With the opening several month’s ago in D.C. of the African-American museum, I learned much about our nation’s history of slavery. Eli Whitney’s cotton gin of the early 19th century reduced the labor of removing seeds, which only increased the demand for slaves to grow and pick the cotton. By 1860 approximately one in three Southerners was a slave. Cotton was a major engine of the American economy. On the cusp of the Civil War, America produced two-thirds of the world’s cotton, our largest export that also supplied the needed material for the cloth factories of the north.
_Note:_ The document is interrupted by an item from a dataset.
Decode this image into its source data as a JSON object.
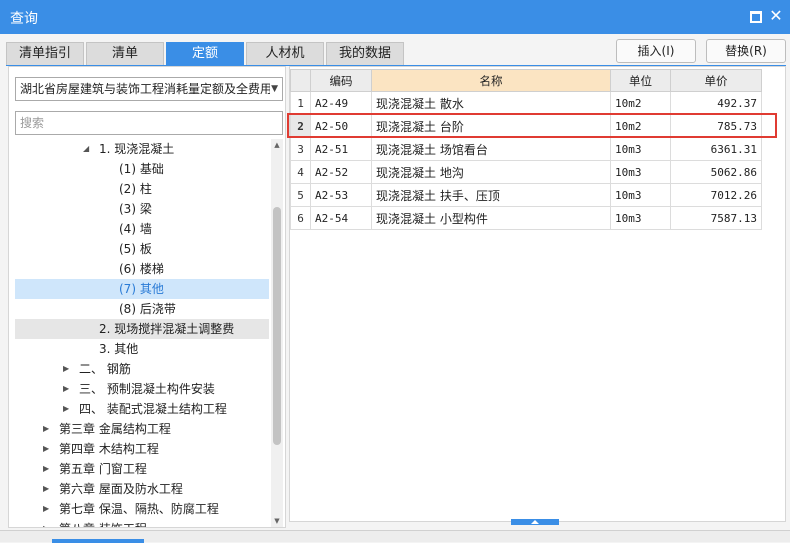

Yes, treating people as objects for purchase was morally problematic, but much is overlooked or even distorted when personal benefit is at play. In the repeated words of the Torah, “A bribe blinds the eyes of the wise” (Deuteronomy 16:19; Exodus 23:8).
The Israelites built the massive cities of Pithom and Ramses. They supplied the labor to work the fields. They allowed Egypt to grow mighty. No wonder that Pharaoh and the Egyptians refused to let go. Immediate economic benefit obscures right and wrong.
Seeing the world through God’s eyes, the Torah teaches, is to see the dignity and equal worth of each person. The Torah emphasizes that our freedom from Egyptian bondage depended on God’s higher light and power: “It was with a mighty hand that the Lord brought us out from Egypt, the house of slavery, when Pharaoh stubbornly refused to let us go” (Exodus 13:14-15).
May we feel God’s power guiding us toward justice despite the obscuring benefits of personal comfort and gain.